=== MATERIAL FOR THE TASK ===

──────────────────────────────

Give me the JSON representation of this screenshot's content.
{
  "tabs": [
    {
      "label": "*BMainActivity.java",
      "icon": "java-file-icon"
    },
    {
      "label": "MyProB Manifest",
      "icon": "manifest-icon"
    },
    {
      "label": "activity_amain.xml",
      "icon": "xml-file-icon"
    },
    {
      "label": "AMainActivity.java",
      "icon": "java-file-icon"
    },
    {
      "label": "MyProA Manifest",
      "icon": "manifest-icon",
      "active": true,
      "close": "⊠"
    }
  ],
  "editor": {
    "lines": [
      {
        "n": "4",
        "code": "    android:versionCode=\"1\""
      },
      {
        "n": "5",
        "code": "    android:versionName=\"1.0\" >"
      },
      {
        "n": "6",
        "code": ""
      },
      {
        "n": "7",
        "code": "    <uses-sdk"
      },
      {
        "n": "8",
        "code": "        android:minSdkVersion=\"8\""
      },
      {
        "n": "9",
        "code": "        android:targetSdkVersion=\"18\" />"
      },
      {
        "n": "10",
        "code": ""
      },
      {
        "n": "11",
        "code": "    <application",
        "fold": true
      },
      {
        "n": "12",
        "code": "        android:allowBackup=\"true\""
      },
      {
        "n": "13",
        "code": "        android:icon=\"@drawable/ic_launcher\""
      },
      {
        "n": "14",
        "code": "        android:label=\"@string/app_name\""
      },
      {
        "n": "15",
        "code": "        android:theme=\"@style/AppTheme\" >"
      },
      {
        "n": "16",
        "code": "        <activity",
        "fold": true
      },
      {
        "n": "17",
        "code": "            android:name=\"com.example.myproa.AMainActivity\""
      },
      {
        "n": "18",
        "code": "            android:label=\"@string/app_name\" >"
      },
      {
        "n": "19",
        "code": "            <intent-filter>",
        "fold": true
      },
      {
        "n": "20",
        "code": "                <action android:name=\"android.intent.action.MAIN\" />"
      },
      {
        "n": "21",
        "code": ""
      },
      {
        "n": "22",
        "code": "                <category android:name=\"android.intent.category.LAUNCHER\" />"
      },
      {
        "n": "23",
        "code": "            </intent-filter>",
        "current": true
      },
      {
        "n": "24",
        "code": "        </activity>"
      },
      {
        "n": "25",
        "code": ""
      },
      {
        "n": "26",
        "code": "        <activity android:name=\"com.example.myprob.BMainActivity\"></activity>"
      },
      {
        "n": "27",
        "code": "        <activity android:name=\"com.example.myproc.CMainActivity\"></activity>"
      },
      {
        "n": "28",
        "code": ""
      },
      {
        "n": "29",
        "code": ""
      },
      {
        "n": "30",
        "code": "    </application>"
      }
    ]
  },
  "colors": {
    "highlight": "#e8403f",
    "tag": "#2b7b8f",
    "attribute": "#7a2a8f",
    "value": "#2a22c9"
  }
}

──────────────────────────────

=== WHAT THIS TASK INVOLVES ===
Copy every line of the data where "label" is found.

=== EXERCISE RESULT ===
      "label": "*BMainActivity.java",
      "label": "MyProB Manifest",
      "label": "activity_amain.xml",
      "label": "AMainActivity.java",
      "label": "MyProA Manifest",
        "code": "        android:label=\"@string/app_name\""
        "code": "            android:label=\"@string/app_name\" >"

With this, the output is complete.